So – I’ve boiled it down to this: the so-called “talent” agenda is, according to both McKinsey and The Economist, in the Top 3 in terms of driving sustainable growth (just behind availability of credit and economic recovery).  A recent SAS study of more than 20 Global Fortune 500 companies clearly indicates that the effort to attract, engage, and retain talent almost always falls over at the functional leadership and line management level (years ago, it was about making the case to “leaders”.  Many communicators seem to be stuck there).  Communicating with employees is clearly an important element in addressing the opportunities to add value through talent.  But so does Marketing, and so does HR, and indeed IT and others.  Therefore, it’s Darwinian.  Those who can demonstrate the ability to connect the dots at a “higher level” than the packaging and distribution of content will contribute greater value to their organisations and will be “communicators as leaders”.  Those who continue to believe that “internal communications” has some sort of sacrosanct mandate will be like the Recording Industry of America trying to outlaw MP3s and become channel managers – with content management too if they are lucky (?).

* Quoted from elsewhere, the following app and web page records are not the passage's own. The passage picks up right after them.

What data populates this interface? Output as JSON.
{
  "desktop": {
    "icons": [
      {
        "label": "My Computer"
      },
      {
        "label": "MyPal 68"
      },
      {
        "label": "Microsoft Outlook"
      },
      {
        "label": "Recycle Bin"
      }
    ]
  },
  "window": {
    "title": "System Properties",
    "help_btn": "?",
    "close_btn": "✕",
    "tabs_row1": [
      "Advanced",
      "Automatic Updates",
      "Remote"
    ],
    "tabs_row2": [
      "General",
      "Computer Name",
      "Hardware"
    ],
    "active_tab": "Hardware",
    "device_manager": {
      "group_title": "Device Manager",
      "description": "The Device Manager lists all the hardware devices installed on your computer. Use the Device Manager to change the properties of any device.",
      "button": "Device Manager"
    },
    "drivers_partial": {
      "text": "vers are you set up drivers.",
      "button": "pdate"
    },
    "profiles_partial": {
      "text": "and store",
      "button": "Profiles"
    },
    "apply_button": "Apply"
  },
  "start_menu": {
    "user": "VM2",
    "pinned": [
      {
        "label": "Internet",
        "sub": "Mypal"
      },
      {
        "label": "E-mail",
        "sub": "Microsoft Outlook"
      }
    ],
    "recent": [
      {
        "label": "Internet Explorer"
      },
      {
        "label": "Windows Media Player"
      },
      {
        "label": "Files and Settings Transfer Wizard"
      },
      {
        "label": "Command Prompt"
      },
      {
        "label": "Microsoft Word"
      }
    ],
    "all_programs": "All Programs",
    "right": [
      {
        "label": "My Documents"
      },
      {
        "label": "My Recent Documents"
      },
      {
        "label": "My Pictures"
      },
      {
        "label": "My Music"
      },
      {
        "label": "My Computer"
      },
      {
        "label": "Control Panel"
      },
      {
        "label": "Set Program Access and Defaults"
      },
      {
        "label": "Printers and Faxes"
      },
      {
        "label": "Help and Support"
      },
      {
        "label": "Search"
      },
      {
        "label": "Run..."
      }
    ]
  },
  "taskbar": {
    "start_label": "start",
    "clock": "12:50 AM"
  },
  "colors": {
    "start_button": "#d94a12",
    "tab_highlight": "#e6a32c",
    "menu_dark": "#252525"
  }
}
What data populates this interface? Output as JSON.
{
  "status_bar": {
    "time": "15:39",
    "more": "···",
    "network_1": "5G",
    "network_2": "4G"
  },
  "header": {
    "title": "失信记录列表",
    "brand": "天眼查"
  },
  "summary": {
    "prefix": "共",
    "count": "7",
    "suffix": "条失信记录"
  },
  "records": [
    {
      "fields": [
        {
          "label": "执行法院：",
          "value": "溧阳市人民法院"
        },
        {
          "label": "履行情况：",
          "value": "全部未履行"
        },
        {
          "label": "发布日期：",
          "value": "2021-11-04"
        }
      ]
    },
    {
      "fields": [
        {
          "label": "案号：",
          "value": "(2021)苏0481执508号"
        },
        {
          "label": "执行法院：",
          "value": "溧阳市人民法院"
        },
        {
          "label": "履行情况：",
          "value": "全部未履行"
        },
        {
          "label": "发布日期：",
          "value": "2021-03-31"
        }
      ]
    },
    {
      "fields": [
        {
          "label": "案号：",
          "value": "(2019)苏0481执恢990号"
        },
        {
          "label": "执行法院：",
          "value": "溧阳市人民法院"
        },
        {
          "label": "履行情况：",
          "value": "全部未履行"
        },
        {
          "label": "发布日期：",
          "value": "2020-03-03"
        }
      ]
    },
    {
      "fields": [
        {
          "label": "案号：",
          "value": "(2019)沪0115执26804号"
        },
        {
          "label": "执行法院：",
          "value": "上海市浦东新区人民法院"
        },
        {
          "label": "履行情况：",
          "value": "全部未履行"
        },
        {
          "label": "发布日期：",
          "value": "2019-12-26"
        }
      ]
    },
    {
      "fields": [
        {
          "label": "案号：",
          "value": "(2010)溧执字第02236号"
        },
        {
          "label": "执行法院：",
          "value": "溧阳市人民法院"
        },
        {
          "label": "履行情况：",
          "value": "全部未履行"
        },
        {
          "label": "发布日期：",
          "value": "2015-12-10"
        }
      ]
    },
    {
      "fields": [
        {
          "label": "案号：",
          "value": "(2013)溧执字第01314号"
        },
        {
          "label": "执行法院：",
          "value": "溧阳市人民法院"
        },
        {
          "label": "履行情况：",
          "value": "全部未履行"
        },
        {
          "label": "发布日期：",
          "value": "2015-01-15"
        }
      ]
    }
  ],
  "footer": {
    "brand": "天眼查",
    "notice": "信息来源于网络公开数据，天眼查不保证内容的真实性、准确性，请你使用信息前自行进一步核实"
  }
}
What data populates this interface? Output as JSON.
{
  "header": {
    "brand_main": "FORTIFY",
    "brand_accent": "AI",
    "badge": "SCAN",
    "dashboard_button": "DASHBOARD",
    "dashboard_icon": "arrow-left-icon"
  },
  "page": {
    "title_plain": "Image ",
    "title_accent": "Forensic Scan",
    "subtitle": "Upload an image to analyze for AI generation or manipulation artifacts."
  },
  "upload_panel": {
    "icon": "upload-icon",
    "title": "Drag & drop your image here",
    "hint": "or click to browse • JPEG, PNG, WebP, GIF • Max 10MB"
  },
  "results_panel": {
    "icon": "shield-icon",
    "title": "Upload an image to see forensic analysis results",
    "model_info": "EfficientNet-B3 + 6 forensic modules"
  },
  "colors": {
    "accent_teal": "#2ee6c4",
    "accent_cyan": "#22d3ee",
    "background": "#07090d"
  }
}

“New” leaders in employee (talent) communications will probably not come from traditional “internal communications” camps (though some certainly will).  And some organisations, and the practitioners within them, will trundle along quite happily along the tried and true “old world” tracks.

Deborah Hinton – Commscrum Montreal

Is it just a two-front war?  Most days the challenge seems more complex than that!

On the question of Communicator-leaders or leader-communicators, I think we should be developing way more of more of both.  In the short to mid-term that’s what the ‘talent’ agenda needs Kevin.  And, if we positioned ourselves to go out of business for the longer-term [someone said that on this space a while ago, and it wasn’t me] we’d be headed in the right direction.  Leader-communicators rule!

Mike I agree that far too many of us are spending far too much time on delivering tradition top down communications and fighting fights that we would all like to think are behind us.  Is it because after all everyone knows how to communicate?  Or is it because of what Lindsay suggested:  Somewhere along the line either we aren’t delivering the value that organizations expect/need [and we’ve promised] or we have not gotten the credit for the value we’ve delivered.

If we aren’t delivering the value why is that?  Is it because we don’t have the skills and knowledge we really need to deliver value today [see other conversations here and the current discussion on the CommScrum Group on LinkedIn: Building communication mastery in a cross-disciplinary inside/out world].  Or, is it because we have the skills and knowledge but haven’t been given the chance?  And, if we aren’t being given the chance then how do we position ourselves to get/take the chance?

Or, is it because when it’s done well, communications are so integrated in the discussion and so seamlessly delivered that we don’t [and perhaps shouldn’t] get credit? Or, is it all of the above?

Side bar:

I spent nearly two days last week at the Mellon Colloque at the Canadian Centre for Architecture []. Part of an occasional attempt to break out of my bubble.  The topic was “The expanding curatorial field”.  Pretty isoteric stuff.

Interestingly what I discovered is that the curatorial world is facing some of the same challenges/issues we are.  What are the boundaries of the field?  What is the role of the curator?  How do you curate – the noun and the verb, the process and the product?  And what has primacy – in this case Architect-artist or Artist-architect rather than Communicator – Leader or Leader – Communicator.  And, disappointingly though I learned a lot, there were no evident or easy answers.